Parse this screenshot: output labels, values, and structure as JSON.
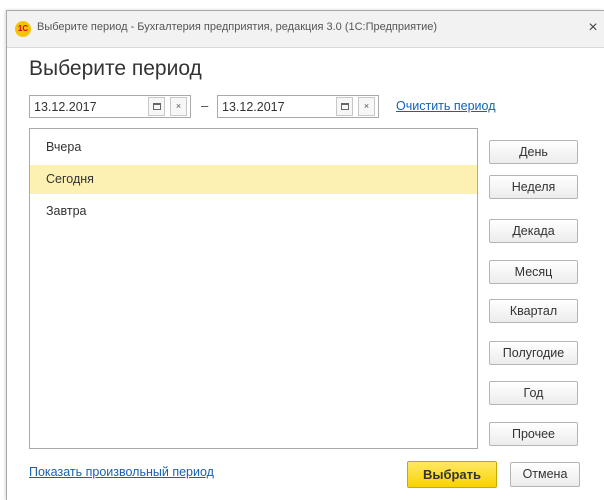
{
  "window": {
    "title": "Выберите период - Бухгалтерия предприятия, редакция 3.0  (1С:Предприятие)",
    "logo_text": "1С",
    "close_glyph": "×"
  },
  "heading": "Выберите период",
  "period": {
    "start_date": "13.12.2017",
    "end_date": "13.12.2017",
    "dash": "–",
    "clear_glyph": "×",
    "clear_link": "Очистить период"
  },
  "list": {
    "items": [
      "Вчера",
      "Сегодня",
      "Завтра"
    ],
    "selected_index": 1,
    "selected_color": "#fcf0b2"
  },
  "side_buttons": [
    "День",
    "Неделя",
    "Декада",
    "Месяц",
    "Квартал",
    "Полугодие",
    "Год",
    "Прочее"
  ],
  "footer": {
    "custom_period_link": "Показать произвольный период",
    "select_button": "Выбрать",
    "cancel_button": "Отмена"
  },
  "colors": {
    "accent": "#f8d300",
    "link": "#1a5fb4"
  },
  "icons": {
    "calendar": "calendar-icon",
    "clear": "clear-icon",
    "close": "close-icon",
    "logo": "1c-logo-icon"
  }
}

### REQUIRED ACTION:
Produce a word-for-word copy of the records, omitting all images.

### REPLY TO THE EXERCISE:
Parse this screenshot: output labels, values, and structure as JSON.
{
  "window": {
    "title": "Выберите период - Бухгалтерия предприятия, редакция 3.0  (1С:Предприятие)",
    "logo_text": "1С",
    "close_glyph": "×"
  },
  "heading": "Выберите период",
  "period": {
    "start_date": "13.12.2017",
    "end_date": "13.12.2017",
    "dash": "–",
    "clear_glyph": "×",
    "clear_link": "Очистить период"
  },
  "list": {
    "items": [
      "Вчера",
      "Сегодня",
      "Завтра"
    ],
    "selected_index": 1,
    "selected_color": "#fcf0b2"
  },
  "side_buttons": [
    "День",
    "Неделя",
    "Декада",
    "Месяц",
    "Квартал",
    "Полугодие",
    "Год",
    "Прочее"
  ],
  "footer": {
    "custom_period_link": "Показать произвольный период",
    "select_button": "Выбрать",
    "cancel_button": "Отмена"
  },
  "colors": {
    "accent": "#f8d300",
    "link": "#1a5fb4"
  },
  "icons": {
    "calendar": "calendar-icon",
    "clear": "clear-icon",
    "close": "close-icon",
    "logo": "1c-logo-icon"
  }
}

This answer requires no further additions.